REQUIRED WORK ▸
Copy out all the lines of the data that hold the word "pressed".

(Component data from apps and pages)
--- START ---

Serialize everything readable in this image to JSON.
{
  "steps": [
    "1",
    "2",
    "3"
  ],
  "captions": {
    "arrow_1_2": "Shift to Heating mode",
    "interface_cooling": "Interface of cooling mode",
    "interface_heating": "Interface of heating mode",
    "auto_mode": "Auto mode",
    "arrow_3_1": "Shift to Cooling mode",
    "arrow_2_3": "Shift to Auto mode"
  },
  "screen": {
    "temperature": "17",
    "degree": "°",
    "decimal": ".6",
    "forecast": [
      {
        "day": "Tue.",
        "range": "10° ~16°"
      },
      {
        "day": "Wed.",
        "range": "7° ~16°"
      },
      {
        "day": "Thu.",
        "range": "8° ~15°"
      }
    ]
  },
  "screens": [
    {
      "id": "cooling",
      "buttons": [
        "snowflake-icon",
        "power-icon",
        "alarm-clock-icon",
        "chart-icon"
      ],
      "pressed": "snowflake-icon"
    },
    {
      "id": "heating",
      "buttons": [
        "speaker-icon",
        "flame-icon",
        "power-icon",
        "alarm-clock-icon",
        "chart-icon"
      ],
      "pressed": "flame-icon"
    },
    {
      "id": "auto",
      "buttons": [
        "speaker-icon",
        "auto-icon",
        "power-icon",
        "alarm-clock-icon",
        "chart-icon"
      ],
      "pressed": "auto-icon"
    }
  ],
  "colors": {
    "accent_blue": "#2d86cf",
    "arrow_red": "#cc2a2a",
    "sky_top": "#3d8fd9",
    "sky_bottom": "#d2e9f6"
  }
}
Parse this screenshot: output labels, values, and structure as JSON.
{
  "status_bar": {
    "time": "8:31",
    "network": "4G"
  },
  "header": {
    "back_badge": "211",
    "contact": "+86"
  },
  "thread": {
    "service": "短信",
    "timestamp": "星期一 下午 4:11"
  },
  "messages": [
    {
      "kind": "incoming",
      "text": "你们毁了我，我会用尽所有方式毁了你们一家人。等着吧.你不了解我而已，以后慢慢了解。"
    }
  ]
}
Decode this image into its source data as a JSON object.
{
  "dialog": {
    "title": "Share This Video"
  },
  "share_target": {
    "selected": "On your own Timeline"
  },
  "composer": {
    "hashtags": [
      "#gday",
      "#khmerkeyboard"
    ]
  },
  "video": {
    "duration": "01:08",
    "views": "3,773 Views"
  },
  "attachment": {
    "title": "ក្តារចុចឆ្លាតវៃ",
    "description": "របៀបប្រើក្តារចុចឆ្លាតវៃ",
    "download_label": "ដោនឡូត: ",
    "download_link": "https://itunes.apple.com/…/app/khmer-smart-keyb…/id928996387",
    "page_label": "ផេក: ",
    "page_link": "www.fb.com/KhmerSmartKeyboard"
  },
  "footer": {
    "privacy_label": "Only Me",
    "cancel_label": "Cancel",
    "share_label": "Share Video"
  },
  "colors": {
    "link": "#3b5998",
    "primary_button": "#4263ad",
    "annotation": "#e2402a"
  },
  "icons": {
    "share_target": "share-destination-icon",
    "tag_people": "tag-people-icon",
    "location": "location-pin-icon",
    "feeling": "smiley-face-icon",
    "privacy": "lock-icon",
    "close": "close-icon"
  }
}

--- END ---

WRITTEN SOLUTION ▸
      "pressed": "snowflake-icon"
      "pressed": "flame-icon"
      "pressed": "auto-icon"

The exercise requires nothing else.